Wall Street jumped to life on Tuesday with the Dow Jones Industrial Average closing up nearly 380 points. The 5.8 percent bump in the Dow is a sparkle of hope in a seemingly endless sea of bad news that has dominated headlines since the recession began in December 2007, but economists aren't saying the markets have hit bottom yet.
The US Bureau of Labor Statistics released its unemployment figures for February. It's not good news.
Last month, employers handed out 651,000 pink slips, taking the national unemployment rate from 7.6 to 8.1 percent. Washington state's unemployment rate was 7.8 in January - the data for February is not yet available.
The Seattle area is the 10th least affordable place to live in the U.S., according to a report released last week by the National Association of Home Builders.
Publicly traded Seattle companies are taking a beating. Just look at Starbucks, Amazon and Boeing since Jan. 2, 2008, on average, their stocks have plummeted 47 percent.
How would you fix the $6 billion budget deficit the governor and legislature are facing this year? Gregoire's looking at health care and education.
As the economy continues to flounder in recession, politicians in the other Washington and in our own Olympia continue chattering about economic stimuli, yet more and more people are looking for help with one of life's most basic needs - food.
The bill that passed the Senate with bipartisan support yesterday to increase weekly unemployment benefits will not only provide direct assistance to the burgeoning jobless population in the state, say supporters, but it will also inject $193 million of stimulus into Washington's economy in recession.
With unemployment rates hitting record levels, organizations like Seattle's Union Gospel Mission and Northwest Harvest are struggling to keep up with the influx of people who need their help.
America has gone over the economic edge and is hanging on by a mere thread. Nationally, nearly 5 million people are officially out of work and looking for work. Experts say the real number of unemployed is probably more than 10 million.
Seattle Mayor Greg Nickels and the homeless advocacy group, Seattle Housing and Resource Effort, are currently embroiled in a battle over $50,000 that the mayor yanked from the group's funding.
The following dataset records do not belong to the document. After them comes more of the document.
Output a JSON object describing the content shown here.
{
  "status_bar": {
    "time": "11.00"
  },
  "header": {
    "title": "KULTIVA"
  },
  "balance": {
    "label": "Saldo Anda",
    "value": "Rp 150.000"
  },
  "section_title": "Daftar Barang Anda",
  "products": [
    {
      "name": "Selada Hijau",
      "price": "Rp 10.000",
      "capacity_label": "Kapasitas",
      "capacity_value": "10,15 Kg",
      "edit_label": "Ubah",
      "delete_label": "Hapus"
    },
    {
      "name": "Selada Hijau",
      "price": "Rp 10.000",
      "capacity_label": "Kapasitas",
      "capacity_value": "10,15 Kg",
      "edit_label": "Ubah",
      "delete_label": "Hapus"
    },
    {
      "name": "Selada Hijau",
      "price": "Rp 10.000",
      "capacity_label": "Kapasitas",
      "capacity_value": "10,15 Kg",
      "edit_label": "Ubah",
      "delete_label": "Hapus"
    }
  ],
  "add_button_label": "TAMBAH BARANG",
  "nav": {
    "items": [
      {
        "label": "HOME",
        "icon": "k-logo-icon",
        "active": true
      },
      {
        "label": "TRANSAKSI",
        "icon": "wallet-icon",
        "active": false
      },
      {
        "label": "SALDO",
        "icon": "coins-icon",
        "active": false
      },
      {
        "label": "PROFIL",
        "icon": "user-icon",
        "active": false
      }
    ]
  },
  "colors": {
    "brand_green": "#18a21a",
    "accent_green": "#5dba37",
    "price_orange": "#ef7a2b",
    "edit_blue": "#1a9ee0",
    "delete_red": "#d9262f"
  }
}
Over on Broadway, the folks in charge of sales at Brix Condominiums had their grand opening VIP preview yesterday. And despite the constant flood of bad news about the Seattle real estate market, 54 percent of the 141 condos have been sold.